Distrubuted hash tables
Distributed hash tables (DHT) are a decentralized distributed system that provides a lookup similar to a hash table. Hash pairs are stored in the DHT and any node connected to the network can efficiently retrieve the value associated with the given name. Responsibility for maintaining the mapping from names to values is distributed among the nodes themselves. Any change in the set of participants causes minimal amounts of disruption to the service as a whole. This allows DHTs to scale to extremely large numbers of nodes and allows them to handle continual node arrivals, departures and failures.

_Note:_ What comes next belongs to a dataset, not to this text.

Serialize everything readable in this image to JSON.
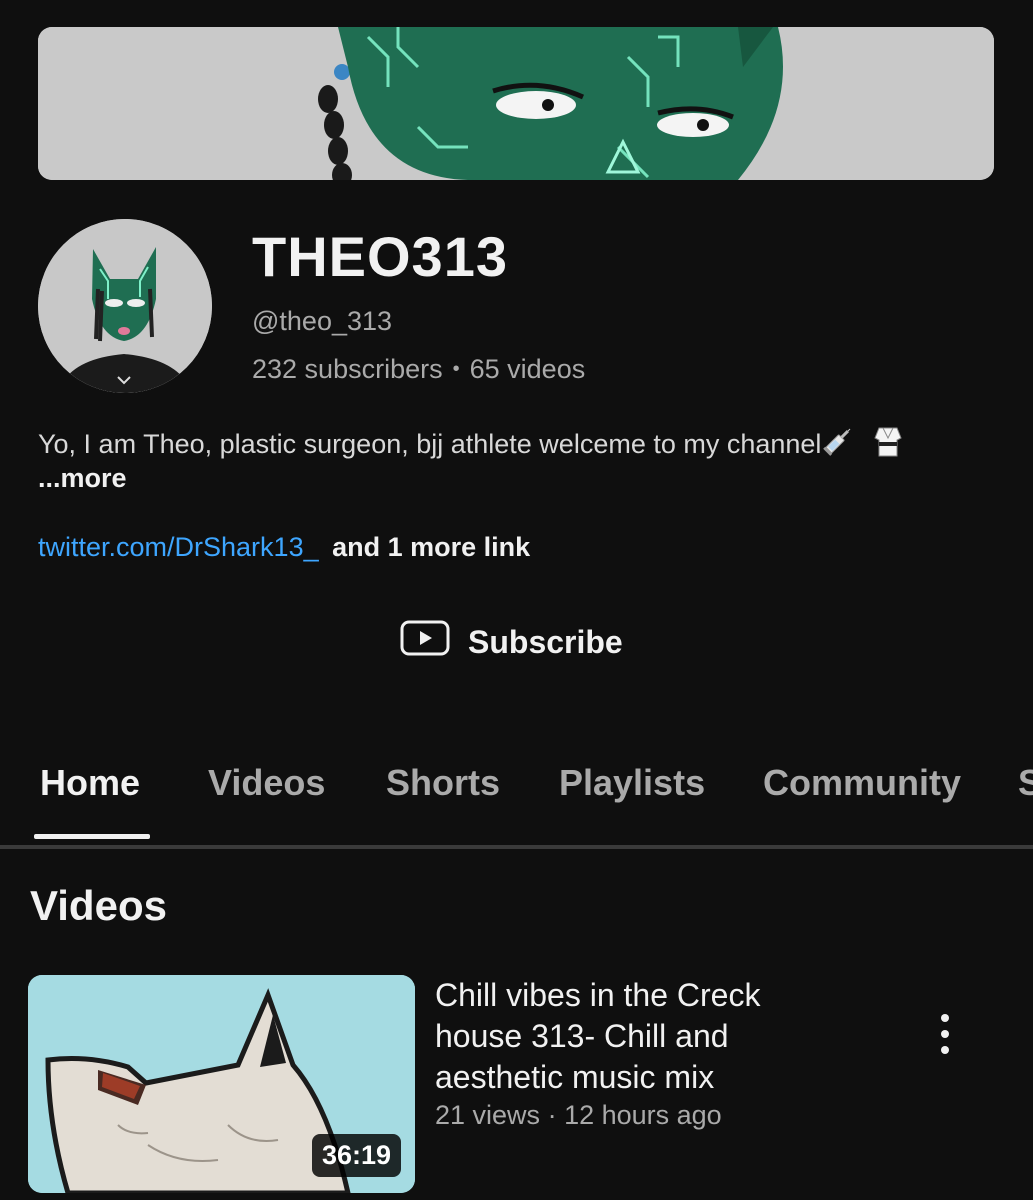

DHTs form an infrastructure that can be used to build more complex services, such as distributed file systems, peer-to-peer file sharing and content distribution systems, cooperative web caching, multicast, anycast, domain name services, and instant messaging. Applications that use DHTs include BitTorrent and eMule.
The research to use DHTs began and was spurred on by the creation of P2P networks such as Napster, Gnutella and Freenet. These services used resources distributed across the Internet to provide a single useful application. More specifically, they took advantage of the increased Bandwidth and hard disk capacity to provide a file sharing service. These services had a different approach as to how they found data that was contained within a peer. Napster utilized a central index server where each node would broadcast its list of locally held files everytime it joined the network. This central component left the system vulnerable to attacks and eventually lawsuits. Gnutella used a flooding query model where each search would broadcast a message to every machine on the network. This eliminated the possibility of a single point of failure, but was not as efficient. Freenet used a heuristic key based routing scheme where each file was associated with a key, then files and similar keys were grouped together on similar nodes.
DHTs contain the following characteristics:
- Decentralization - Each node collectively forms the system without any central coordination.
- Scalability - The system should function efficiently not matter how many new nodes join.
- Fault tolerance - The system should be reliable even when nodes join, leave or fail.